Mike Haberman | , , ,| By
How many of you track some aspect of your life? I will wager most of you do. In exercise you measure heart rate, distance walked or run, calories burned, steps taken, even power exerted. You can record and store this information for future analysis. What if your work life was also subjected to this kind of quantification?
Quantifing self and employee management tricks
Already some quantification
There are already a lot of jobs that get quantified in some aspect. Time spent on telephone calls has long been recorded with the thought in mind of trying to reduce the amount of time an employee spends on a call while maintaining the quality of the call. Fast food restaurants measure drive through time or counter time. Many jobs lend themselves to that type of quantification. But many other jobs do not. Many jobs however, do have components that could be measured. This measurement could be used to evaluate some aspect of your performance.
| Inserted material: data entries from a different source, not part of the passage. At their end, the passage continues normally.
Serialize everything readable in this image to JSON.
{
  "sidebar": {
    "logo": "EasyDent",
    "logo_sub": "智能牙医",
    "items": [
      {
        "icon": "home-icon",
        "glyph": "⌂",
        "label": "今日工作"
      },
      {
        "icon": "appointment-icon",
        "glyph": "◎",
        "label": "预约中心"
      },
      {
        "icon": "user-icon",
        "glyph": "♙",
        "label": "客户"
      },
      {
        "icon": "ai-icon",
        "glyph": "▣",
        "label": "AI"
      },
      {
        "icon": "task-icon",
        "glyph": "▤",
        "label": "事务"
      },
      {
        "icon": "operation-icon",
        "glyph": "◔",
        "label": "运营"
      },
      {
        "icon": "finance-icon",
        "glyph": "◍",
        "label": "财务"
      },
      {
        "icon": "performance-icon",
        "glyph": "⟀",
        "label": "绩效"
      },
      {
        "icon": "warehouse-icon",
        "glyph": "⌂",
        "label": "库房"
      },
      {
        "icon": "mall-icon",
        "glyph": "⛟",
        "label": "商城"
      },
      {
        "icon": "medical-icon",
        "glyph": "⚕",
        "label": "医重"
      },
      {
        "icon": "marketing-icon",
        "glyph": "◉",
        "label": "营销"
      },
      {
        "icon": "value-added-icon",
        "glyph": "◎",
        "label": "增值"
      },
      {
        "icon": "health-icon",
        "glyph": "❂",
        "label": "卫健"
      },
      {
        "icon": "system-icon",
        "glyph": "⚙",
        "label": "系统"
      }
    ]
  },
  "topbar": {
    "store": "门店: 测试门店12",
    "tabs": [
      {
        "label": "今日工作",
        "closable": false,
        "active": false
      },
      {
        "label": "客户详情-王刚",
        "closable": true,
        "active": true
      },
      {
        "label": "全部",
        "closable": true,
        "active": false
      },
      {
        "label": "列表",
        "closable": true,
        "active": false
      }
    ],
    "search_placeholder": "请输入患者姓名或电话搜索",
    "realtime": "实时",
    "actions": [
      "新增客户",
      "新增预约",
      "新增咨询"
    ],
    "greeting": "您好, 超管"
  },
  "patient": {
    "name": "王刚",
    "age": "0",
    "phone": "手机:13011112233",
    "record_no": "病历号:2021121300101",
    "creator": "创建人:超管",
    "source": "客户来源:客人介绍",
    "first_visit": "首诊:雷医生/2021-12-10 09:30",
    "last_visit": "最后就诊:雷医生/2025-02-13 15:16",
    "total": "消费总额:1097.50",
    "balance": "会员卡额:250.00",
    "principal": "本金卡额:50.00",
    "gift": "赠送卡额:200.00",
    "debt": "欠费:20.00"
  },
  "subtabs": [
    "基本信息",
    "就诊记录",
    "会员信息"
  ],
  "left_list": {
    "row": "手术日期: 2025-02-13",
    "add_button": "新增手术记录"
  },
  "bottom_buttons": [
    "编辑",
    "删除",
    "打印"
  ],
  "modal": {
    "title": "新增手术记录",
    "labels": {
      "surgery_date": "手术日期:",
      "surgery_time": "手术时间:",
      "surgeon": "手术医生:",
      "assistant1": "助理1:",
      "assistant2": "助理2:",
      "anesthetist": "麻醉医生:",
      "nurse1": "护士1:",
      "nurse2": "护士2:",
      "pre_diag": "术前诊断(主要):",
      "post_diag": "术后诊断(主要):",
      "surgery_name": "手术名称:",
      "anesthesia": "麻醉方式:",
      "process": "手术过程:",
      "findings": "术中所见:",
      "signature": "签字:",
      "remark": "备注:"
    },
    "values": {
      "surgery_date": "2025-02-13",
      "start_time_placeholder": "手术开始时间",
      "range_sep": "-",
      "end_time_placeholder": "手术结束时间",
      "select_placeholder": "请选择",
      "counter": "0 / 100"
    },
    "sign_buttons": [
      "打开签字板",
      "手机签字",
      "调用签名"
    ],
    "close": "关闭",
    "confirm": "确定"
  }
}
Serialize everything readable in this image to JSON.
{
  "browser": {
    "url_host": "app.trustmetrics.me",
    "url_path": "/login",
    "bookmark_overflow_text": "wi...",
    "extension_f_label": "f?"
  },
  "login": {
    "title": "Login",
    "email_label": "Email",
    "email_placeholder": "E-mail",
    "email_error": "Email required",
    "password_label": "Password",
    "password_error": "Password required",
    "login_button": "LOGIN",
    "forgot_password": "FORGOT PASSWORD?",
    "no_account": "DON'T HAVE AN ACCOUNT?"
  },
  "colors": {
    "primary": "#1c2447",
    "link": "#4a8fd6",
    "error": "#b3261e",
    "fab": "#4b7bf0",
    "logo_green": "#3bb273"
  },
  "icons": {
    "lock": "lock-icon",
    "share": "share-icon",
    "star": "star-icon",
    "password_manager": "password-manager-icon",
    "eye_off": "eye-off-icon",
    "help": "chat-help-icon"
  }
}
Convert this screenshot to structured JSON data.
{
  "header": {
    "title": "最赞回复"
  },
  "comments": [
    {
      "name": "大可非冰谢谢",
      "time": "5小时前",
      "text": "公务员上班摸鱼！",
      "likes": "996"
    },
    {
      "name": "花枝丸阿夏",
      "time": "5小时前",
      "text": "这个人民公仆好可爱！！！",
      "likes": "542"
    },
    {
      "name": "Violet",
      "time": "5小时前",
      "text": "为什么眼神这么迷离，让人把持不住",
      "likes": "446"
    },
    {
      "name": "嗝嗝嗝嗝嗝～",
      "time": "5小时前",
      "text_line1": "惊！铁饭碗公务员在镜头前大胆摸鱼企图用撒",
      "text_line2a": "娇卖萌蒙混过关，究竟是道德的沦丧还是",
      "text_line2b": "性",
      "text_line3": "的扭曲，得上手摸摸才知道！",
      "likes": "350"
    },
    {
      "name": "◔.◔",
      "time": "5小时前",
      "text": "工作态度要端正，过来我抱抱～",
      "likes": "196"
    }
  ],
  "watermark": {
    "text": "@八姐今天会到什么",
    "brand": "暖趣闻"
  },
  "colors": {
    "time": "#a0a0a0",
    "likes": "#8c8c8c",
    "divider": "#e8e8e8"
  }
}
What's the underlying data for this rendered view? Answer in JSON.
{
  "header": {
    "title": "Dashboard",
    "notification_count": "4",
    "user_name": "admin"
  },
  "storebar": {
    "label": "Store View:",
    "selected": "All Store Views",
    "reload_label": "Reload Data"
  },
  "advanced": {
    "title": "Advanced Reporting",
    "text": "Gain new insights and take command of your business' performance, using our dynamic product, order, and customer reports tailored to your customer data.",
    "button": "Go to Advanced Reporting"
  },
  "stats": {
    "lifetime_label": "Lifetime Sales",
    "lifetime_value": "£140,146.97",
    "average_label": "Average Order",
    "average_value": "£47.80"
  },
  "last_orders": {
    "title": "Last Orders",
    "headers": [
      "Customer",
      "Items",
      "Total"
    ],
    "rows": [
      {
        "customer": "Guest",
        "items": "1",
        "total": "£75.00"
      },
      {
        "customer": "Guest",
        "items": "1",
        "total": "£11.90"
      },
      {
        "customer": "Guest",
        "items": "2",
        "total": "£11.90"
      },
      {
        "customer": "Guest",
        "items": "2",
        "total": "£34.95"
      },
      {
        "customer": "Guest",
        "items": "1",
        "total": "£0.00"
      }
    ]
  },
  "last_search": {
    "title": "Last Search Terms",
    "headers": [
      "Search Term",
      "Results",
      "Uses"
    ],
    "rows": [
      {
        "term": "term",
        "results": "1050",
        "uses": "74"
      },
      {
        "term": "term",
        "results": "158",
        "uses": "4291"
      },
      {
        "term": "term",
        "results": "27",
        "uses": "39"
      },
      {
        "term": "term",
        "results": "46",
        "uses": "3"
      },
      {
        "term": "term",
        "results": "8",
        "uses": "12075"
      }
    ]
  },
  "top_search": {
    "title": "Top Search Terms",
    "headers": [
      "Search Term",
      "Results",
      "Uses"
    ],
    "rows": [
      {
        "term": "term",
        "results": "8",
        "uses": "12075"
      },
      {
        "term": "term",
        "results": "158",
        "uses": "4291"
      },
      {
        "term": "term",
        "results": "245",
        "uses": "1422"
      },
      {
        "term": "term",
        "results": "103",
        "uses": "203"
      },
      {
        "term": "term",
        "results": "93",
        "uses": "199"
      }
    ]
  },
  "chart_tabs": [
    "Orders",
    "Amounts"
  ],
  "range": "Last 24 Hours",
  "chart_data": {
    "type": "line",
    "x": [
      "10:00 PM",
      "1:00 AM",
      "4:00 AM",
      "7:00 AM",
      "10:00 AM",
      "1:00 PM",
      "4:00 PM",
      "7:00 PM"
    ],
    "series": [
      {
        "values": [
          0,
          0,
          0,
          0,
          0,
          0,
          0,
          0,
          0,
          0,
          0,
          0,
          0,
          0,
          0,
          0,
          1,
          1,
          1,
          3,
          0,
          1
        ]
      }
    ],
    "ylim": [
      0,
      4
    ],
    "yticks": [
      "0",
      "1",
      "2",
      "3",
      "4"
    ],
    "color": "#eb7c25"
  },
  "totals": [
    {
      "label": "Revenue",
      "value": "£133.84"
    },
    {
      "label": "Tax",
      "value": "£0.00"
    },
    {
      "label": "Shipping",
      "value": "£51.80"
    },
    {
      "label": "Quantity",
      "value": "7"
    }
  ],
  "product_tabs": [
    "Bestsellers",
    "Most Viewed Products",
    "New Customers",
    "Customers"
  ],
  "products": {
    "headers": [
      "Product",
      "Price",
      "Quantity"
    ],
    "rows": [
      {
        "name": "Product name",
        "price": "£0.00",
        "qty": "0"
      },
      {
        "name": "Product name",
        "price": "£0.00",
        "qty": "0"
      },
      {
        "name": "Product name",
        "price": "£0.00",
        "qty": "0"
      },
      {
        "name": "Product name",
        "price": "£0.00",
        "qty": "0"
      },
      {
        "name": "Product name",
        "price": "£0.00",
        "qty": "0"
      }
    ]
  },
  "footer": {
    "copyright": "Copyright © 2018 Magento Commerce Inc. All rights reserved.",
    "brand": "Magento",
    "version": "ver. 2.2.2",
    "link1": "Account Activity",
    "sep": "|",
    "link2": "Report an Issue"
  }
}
Things that could be quantified
How many of you have a Fitbit or some other step activity measure? Are you using it for wellness as do most users? What if your employer were to use that data as a measure of your performance as I suggested in Future Friday: Employees habits will provide data to employers? What if your job as an HR representative required you to spend time out of your office interacting with employees? A measure taken off your movement tracker might show on an average day you walked 12,500 steps in the performance of your job, but today you only walked 3000. Does that mean you are not doing your job? Or do you have a good reason for your lack of normal activity?
How about measuring the time you spend not only on your computer, but the time you spend on individual websites? There are several applications or programs that can make that measurement. You, as an individual, can measure you time in order to monitor your personal activity and productivity, but that can also be measured by your boss to make sure you are doing your job correctly and productively.
In addition to self-worn devices, sensor embedded in the walls and ceilings can also measure activity. As Ryan Fuller, in Wired said “…people analytics technologies will provide unprecedented insights around workplace habits, including time spent in email, collaborating with others, walking to meetings and even chatting with coworkers…” Collection of this type of data will allow companies to make predictions about their workers performance. Data will lead to decisions about the people who are performing and not performing. This will allow HR to make better planning decisions. Fuller also said “Using their own internal data, companies are capable of predicting a salesperson’s quota attainment based on time spent with management and other network characteristics.”
The Quantified Self will do nothing but increase
We as individuals are increasingly measure our own activity and behavior. Additionally we are allowing more and more people to have access to that information. Combine that with an employer’s desire to better manage productivity through the use of that quantified data leads to the conclusion that are on the threshold of an explosion of the quantified self. Whether that is a good thing or not may yet remain to be seen.